Port Sustainability is not all Smooth Sailing
As with any company, the sustainability journey is not all smooth sailing. A particular challenge in creating a green port is engaging with port users who may not always be aware of the environmental impacts of their actions, or may even deliberately flout port environmental regulations, such as the dumping of oily bilge water in harbour.
In this respect port sustainability is not a short course race. Instead its like a long voyage. The journey is marked by times of gradual improvement, the occasional exhilarating progress associated with a large sustainability associated capital investment, and at times lulls in the journey as other considerations take priority. Indeed in some ways its a voyage that never ends, for what business in any endeavour is truly sustainable, with zero absolute environmental impact.

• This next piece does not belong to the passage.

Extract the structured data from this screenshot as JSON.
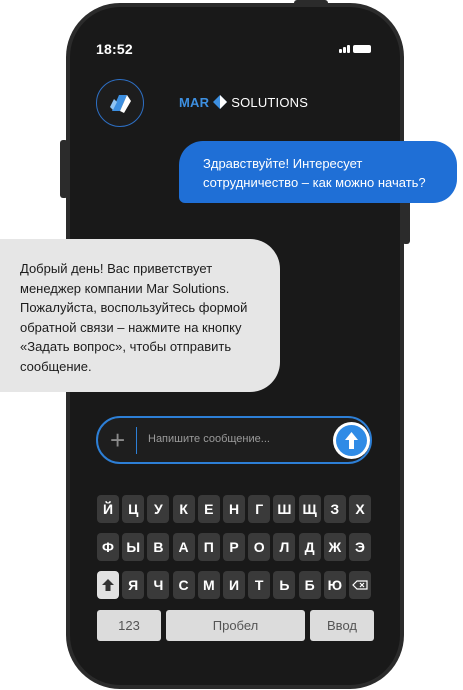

But its marked by improvements such as lowered greenhouse gas emissions, reduced oil spills, litter rates going down, reduced use of natural resources, and with the environmental footprint of the port continually shrinking.
A dedicated policy and regularly reviewed sustainability master plan can be used as charts to direct and ensure ongoing improvement in sustainability performance.
Characteristics of Ports that are improving their Sustainability Performance
In working with a variety of ports in the Pacific, and looking at those which are successful in improving their sustainability performance, there are a few common characteristics. These include:
- Leadership from the top of the organisation. The CEO is strongly committed to making the port more sustainable.
- Buy-in to the sustainability vision from key staff whose decisions can have a big sustainability impact. Such as the port engineer.
- A willingness to invest, and interest in tapping into external funding sources.
- Effort put into tracking and measuring performance.
- An interest in engaging with the many stakeholders who use the port’s facilities.
All aboard for Port Sustainability!